§ Required work
The full set of entries below needs to be written out exactly.

[[ Available data, beginning ]]

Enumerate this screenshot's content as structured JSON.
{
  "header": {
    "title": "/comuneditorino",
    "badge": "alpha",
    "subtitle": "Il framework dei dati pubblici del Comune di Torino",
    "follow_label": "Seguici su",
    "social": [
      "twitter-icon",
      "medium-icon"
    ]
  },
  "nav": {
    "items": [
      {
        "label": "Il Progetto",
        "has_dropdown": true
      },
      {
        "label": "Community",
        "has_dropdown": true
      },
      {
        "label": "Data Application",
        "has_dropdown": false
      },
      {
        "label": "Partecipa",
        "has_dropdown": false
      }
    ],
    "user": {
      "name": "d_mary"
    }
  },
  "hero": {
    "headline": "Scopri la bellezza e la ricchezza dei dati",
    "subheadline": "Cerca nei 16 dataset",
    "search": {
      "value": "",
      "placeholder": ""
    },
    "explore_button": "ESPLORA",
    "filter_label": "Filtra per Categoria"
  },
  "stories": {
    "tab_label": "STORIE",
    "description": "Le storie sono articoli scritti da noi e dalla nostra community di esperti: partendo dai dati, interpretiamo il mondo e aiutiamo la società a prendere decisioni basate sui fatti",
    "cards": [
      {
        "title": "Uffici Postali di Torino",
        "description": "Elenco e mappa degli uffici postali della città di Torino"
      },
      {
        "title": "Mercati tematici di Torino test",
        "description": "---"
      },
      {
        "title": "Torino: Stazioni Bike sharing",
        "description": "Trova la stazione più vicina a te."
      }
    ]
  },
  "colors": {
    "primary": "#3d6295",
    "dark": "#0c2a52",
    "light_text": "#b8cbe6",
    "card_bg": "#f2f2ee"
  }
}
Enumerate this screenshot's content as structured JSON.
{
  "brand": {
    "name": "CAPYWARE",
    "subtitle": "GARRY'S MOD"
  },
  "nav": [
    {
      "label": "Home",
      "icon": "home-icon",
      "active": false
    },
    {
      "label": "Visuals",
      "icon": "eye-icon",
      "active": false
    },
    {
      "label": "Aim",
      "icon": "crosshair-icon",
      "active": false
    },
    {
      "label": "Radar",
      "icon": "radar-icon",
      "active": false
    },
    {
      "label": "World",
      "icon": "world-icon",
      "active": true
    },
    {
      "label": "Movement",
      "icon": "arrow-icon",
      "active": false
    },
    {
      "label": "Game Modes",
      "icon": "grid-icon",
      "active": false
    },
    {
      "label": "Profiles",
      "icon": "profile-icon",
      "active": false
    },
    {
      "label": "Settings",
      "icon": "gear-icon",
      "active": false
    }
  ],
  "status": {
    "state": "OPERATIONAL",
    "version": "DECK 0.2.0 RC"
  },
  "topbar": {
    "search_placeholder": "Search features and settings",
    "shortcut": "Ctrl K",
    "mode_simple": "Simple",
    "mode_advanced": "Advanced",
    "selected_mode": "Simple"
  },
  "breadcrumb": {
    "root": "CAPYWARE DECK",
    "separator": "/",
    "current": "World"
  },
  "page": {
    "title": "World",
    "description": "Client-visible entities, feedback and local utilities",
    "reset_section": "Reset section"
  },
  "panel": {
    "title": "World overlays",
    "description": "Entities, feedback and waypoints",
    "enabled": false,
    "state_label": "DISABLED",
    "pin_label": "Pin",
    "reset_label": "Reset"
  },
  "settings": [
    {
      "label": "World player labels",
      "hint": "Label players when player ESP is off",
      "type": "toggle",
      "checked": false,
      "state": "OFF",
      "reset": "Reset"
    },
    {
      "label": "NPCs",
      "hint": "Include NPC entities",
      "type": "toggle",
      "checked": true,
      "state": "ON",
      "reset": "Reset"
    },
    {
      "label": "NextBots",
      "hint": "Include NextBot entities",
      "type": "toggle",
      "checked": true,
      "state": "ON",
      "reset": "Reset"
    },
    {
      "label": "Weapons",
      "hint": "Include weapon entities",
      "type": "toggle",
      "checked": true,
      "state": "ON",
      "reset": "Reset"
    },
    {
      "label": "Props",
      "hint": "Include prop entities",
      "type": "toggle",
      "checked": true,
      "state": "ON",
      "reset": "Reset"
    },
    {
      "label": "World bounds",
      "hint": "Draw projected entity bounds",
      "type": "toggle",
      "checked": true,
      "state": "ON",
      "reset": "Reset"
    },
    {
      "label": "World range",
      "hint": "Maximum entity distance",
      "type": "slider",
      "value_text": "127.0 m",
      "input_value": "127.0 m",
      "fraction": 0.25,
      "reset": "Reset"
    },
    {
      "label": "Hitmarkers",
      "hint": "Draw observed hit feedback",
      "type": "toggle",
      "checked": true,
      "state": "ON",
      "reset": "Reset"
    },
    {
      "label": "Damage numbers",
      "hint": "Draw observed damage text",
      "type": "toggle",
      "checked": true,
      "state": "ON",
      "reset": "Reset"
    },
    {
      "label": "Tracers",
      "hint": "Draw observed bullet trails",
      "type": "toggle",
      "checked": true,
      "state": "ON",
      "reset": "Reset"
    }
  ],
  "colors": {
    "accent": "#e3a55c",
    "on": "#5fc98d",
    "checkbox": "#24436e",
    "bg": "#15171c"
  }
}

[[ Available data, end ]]

§ Written answer
Enumerate this screenshot's content as structured JSON.
{
  "header": {
    "title": "/comuneditorino",
    "badge": "alpha",
    "subtitle": "Il framework dei dati pubblici del Comune di Torino",
    "follow_label": "Seguici su",
    "social": [
      "twitter-icon",
      "medium-icon"
    ]
  },
  "nav": {
    "items": [
      {
        "label": "Il Progetto",
        "has_dropdown": true
      },
      {
        "label": "Community",
        "has_dropdown": true
      },
      {
        "label": "Data Application",
        "has_dropdown": false
      },
      {
        "label": "Partecipa",
        "has_dropdown": false
      }
    ],
    "user": {
      "name": "d_mary"
    }
  },
  "hero": {
    "headline": "Scopri la bellezza e la ricchezza dei dati",
    "subheadline": "Cerca nei 16 dataset",
    "search": {
      "value": "",
      "placeholder": ""
    },
    "explore_button": "ESPLORA",
    "filter_label": "Filtra per Categoria"
  },
  "stories": {
    "tab_label": "STORIE",
    "description": "Le storie sono articoli scritti da noi e dalla nostra community di esperti: partendo dai dati, interpretiamo il mondo e aiutiamo la società a prendere decisioni basate sui fatti",
    "cards": [
      {
        "title": "Uffici Postali di Torino",
        "description": "Elenco e mappa degli uffici postali della città di Torino"
      },
      {
        "title": "Mercati tematici di Torino test",
        "description": "---"
      },
      {
        "title": "Torino: Stazioni Bike sharing",
        "description": "Trova la stazione più vicina a te."
      }
    ]
  },
  "colors": {
    "primary": "#3d6295",
    "dark": "#0c2a52",
    "light_text": "#b8cbe6",
    "card_bg": "#f2f2ee"
  }
}
Enumerate this screenshot's content as structured JSON.
{
  "brand": {
    "name": "CAPYWARE",
    "subtitle": "GARRY'S MOD"
  },
  "nav": [
    {
      "label": "Home",
      "icon": "home-icon",
      "active": false
    },
    {
      "label": "Visuals",
      "icon": "eye-icon",
      "active": false
    },
    {
      "label": "Aim",
      "icon": "crosshair-icon",
      "active": false
    },
    {
      "label": "Radar",
      "icon": "radar-icon",
      "active": false
    },
    {
      "label": "World",
      "icon": "world-icon",
      "active": true
    },
    {
      "label": "Movement",
      "icon": "arrow-icon",
      "active": false
    },
    {
      "label": "Game Modes",
      "icon": "grid-icon",
      "active": false
    },
    {
      "label": "Profiles",
      "icon": "profile-icon",
      "active": false
    },
    {
      "label": "Settings",
      "icon": "gear-icon",
      "active": false
    }
  ],
  "status": {
    "state": "OPERATIONAL",
    "version": "DECK 0.2.0 RC"
  },
  "topbar": {
    "search_placeholder": "Search features and settings",
    "shortcut": "Ctrl K",
    "mode_simple": "Simple",
    "mode_advanced": "Advanced",
    "selected_mode": "Simple"
  },
  "breadcrumb": {
    "root": "CAPYWARE DECK",
    "separator": "/",
    "current": "World"
  },
  "page": {
    "title": "World",
    "description": "Client-visible entities, feedback and local utilities",
    "reset_section": "Reset section"
  },
  "panel": {
    "title": "World overlays",
    "description": "Entities, feedback and waypoints",
    "enabled": false,
    "state_label": "DISABLED",
    "pin_label": "Pin",
    "reset_label": "Reset"
  },
  "settings": [
    {
      "label": "World player labels",
      "hint": "Label players when player ESP is off",
      "type": "toggle",
      "checked": false,
      "state": "OFF",
      "reset": "Reset"
    },
    {
      "label": "NPCs",
      "hint": "Include NPC entities",
      "type": "toggle",
      "checked": true,
      "state": "ON",
      "reset": "Reset"
    },
    {
      "label": "NextBots",
      "hint": "Include NextBot entities",
      "type": "toggle",
      "checked": true,
      "state": "ON",
      "reset": "Reset"
    },
    {
      "label": "Weapons",
      "hint": "Include weapon entities",
      "type": "toggle",
      "checked": true,
      "state": "ON",
      "reset": "Reset"
    },
    {
      "label": "Props",
      "hint": "Include prop entities",
      "type": "toggle",
      "checked": true,
      "state": "ON",
      "reset": "Reset"
    },
    {
      "label": "World bounds",
      "hint": "Draw projected entity bounds",
      "type": "toggle",
      "checked": true,
      "state": "ON",
      "reset": "Reset"
    },
    {
      "label": "World range",
      "hint": "Maximum entity distance",
      "type": "slider",
      "value_text": "127.0 m",
      "input_value": "127.0 m",
      "fraction": 0.25,
      "reset": "Reset"
    },
    {
      "label": "Hitmarkers",
      "hint": "Draw observed hit feedback",
      "type": "toggle",
      "checked": true,
      "state": "ON",
      "reset": "Reset"
    },
    {
      "label": "Damage numbers",
      "hint": "Draw observed damage text",
      "type": "toggle",
      "checked": true,
      "state": "ON",
      "reset": "Reset"
    },
    {
      "label": "Tracers",
      "hint": "Draw observed bullet trails",
      "type": "toggle",
      "checked": true,
      "state": "ON",
      "reset": "Reset"
    }
  ],
  "colors": {
    "accent": "#e3a55c",
    "on": "#5fc98d",
    "checkbox": "#24436e",
    "bg": "#15171c"
  }
}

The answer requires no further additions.